Reinstating the Fairness Doctrine

Cannot really comment on this without investigation.

In 2005, it was reported by CBS News that liberals were the most likely supporters of the theory of evolution. Support for the theory of evolution which is a key component of atheistic ideologies in the Western World.

Dear me! I support the theory of evolution because it best seems to fit the evidence.

Opposition to domestic wire-tapping as authorized in the Patriot Act


Calling anyone they agree with a “professor” regardless of whether he earned that distinction based on a real peer review of his work (see, e.g., Richard Dawkins and Barack Obama).

How very odd. Not guilty.

Looking back over the list, I can see where they are coming from on some points. However, what Conservapedia does illustrate to my mind is the way that our thinking on social and political issues is conditioned, determined, by the society in which we live.

Australia is a different society to the US with very different traditions. US mental constructs cannot automatically be applied in Australia, nor can we apply Australian ones to the US.

I make this point in part because we all have a tendency to assume that our own views are right. We also interpret developments in other places through the frame set by those views. In doing so, we say things like "I agree with that" when we should be asking "what does it mean." This leads to nasty shocks when the reality of views and actions proves to be different from our expectations.

Take Senator Obama as a case in point. I have a degree of caution here because I feel that I do not properly understand what some of his words might mean in practice for Australia.

If I interpret the interface between his rhetoric and the dynamics of US politics correctly, then one possible outcome from his election might be a more inward looking and protectionist US. This is not in our interests because Australia as a small economy in global terms depends upon an open global trading system.

I am not arguing for or against Senator Obama here, simply using him as an example to illustrate my point.


Stephen said...

So, you're in favour of teacher-led prayer in schools? I'm not quite sure what position you have - there's a double negative in there (what you've said is that you oppose the censorship of techer-led prayer).
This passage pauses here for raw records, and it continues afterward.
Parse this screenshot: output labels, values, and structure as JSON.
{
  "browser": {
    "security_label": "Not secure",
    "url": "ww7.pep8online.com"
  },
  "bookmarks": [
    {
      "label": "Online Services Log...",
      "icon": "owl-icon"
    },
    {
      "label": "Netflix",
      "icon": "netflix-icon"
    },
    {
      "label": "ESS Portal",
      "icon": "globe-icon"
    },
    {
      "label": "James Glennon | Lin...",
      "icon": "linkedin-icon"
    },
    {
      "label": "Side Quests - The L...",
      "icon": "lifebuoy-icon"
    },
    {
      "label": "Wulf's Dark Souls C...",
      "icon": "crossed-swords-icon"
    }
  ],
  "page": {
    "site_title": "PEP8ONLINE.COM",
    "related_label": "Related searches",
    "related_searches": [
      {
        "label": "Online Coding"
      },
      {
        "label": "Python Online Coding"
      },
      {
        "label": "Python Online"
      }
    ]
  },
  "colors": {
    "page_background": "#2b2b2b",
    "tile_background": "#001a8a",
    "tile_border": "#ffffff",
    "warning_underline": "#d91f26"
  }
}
Censorship of teacher-lead prayer in classrooms and school sponsored events

Generally oppose.

Jim Belshaw said...

I am away, Stephen. I will try to come back on this tomorrow.